Don't Let A Hurricane Leave You In A Twist
How to Prepare for a Hurricane
Hurricanes are massive storm systems that form over ocean water and often move toward land.
Threats from hurricanes include high winds, heavy rainfall, storm surge, coastal and inland flooding, rip currents, and tornadoes. The heavy winds of hurricanes can cause damage or destroy homes, buildings, and roads, as well as cause power, water, and gas outages. These effects can injure or kill people, disrupt transportation, and pollute drinking water. Hurricanes cause deaths and injuries primarily from drowning, wind, and wind-borne debris. The impact from hurricanes can extend from the coast to several hundred miles inland. To find your risk, visit FEMA’s “Know Your Risk Map.” Be better prepared for this hurricane season, and learn more at ready.gov/prepare. Sign up for local alerts and

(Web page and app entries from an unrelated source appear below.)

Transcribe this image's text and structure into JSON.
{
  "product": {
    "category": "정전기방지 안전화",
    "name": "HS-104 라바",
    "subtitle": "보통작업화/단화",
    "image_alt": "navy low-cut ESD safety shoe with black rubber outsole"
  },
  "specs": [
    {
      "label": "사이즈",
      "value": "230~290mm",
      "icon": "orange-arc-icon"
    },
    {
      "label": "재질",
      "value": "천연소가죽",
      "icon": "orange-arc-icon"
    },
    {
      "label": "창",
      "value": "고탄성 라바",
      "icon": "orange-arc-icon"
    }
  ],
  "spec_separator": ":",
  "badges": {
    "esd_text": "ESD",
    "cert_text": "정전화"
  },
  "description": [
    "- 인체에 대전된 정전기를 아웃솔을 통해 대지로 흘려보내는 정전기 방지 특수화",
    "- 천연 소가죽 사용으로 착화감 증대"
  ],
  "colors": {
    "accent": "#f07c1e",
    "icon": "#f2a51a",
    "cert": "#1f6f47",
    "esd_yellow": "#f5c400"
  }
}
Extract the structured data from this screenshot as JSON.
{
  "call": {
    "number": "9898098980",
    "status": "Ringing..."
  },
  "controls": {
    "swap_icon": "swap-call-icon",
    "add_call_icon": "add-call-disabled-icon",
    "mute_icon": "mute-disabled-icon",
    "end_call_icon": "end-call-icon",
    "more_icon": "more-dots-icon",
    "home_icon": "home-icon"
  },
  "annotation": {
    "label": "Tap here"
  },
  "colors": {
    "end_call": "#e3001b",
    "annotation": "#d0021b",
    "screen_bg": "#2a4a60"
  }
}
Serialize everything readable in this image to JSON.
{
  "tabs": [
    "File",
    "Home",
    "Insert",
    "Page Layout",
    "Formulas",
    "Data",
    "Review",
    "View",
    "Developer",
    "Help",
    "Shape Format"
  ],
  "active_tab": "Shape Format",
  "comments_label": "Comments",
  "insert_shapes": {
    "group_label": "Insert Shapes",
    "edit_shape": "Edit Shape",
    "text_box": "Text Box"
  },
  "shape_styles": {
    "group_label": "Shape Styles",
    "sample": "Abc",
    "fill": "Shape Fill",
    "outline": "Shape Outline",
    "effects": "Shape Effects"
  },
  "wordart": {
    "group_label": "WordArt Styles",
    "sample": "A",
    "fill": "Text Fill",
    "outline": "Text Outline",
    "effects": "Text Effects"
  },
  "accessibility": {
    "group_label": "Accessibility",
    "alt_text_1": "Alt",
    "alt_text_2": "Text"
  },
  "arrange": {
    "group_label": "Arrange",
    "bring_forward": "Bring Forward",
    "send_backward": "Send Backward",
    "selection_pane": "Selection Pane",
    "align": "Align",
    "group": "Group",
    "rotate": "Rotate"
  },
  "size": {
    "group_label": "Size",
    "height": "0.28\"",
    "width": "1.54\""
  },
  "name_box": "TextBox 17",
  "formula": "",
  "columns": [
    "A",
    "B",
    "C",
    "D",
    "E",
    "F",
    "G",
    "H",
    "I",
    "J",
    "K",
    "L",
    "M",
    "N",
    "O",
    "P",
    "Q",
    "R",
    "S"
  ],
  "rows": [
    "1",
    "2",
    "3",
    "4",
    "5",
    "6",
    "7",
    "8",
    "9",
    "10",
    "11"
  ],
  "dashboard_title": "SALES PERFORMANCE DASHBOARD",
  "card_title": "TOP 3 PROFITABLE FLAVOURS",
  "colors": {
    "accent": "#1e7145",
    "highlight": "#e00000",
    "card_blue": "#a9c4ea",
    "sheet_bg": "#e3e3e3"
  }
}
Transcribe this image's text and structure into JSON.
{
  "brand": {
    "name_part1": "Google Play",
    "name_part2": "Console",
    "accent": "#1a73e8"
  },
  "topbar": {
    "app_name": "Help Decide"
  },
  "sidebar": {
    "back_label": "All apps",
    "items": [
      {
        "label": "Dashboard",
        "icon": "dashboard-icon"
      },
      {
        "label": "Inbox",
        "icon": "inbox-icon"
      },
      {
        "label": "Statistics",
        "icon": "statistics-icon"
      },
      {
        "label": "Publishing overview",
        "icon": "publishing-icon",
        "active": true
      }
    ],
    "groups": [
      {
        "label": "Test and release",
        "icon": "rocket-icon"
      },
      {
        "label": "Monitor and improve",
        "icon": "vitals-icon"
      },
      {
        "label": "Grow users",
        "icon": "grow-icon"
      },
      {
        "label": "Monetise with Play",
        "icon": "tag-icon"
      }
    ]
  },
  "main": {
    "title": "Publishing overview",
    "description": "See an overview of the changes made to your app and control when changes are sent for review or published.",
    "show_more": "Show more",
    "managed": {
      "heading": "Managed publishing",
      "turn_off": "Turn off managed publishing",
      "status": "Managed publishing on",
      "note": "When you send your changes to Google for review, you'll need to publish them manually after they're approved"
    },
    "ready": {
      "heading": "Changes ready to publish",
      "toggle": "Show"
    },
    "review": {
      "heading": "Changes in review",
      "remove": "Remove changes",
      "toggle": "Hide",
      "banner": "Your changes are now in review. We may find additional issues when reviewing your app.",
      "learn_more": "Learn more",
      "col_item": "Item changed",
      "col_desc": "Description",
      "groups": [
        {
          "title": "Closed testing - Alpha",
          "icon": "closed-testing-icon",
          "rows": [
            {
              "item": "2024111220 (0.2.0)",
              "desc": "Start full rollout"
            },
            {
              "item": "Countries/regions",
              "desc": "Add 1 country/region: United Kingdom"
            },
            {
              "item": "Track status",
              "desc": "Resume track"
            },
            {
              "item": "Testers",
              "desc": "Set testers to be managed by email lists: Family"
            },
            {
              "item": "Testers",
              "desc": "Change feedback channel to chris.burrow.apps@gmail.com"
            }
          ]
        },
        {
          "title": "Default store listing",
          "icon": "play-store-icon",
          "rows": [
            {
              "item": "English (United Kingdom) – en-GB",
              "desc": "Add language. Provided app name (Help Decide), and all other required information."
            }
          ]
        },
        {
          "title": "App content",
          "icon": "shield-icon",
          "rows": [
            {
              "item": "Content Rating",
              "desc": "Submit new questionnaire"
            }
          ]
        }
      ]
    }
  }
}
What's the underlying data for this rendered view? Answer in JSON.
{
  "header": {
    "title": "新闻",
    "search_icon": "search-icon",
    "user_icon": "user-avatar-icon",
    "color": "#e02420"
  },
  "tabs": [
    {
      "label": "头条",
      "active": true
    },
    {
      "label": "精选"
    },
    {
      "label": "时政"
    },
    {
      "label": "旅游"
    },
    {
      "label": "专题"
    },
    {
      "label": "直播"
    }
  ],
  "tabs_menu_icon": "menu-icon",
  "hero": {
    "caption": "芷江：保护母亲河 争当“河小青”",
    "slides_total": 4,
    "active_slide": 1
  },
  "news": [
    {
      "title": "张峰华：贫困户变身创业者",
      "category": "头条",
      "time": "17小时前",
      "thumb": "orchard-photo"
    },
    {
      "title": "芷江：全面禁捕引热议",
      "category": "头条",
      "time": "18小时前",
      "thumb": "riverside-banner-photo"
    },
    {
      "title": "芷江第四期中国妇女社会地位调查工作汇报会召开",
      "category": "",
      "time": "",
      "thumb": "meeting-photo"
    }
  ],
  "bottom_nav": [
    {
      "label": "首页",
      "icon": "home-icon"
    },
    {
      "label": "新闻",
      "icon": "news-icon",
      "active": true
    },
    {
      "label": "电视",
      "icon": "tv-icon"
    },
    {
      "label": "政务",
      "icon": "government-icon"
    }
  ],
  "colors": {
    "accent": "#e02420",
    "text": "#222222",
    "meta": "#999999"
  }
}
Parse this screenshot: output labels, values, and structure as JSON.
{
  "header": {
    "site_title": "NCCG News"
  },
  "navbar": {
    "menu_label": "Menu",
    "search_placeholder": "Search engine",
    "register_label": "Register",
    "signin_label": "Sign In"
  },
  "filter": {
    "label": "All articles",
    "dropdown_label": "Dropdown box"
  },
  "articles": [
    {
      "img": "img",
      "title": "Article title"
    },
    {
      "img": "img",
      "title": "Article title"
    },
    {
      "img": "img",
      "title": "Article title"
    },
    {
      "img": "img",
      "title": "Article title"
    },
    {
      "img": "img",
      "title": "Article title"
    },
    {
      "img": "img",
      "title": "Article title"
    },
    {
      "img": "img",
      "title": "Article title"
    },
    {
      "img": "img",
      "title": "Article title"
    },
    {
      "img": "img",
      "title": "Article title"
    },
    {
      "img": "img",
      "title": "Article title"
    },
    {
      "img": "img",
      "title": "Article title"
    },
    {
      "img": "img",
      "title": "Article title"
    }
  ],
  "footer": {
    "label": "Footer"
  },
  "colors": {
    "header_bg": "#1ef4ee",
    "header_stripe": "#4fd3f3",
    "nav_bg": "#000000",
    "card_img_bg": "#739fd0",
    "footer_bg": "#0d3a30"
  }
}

warnings. Monitor local news and weather reports. Prepare to evacuate by testing your emergency communication plan(s), learning evacuation routes, having a place to stay, and packing a “go bag.” Stock emergency supplies. Protect your property by installing sewer back flow valves, anchoring fuel tanks, reviewing insurance policies, and cataloging belongings. Collect and safeguard critical financial, medical, educational, and legal documents and records.. Follow guidance from local authorities. If advised to evacuate, grab your “go bag” and leave immediately. For protection from high winds, stay away from windows and seek shelter on the lowest level in an interior room. Move to higher ground if there is flooding or a flood warning. Turn Around Don’t Drown.® Never walk or drive on flooded roads or through water. Call 9-1-1 if you are in life threatening danger. Return to the area only after authorities say it is safe to do so. Do not enter damaged buildings until they are inspected by qualified professionals. Never walk or drive on flooded roads or through floodwaters. Look out for downed or unstable trees, poles, and power lines. Do not remove heavy debris by yourself. Wear gloves and sturdy, thick-soled shoes to protect your hands and feet. Do not drink tap water unless authorities say it is safe.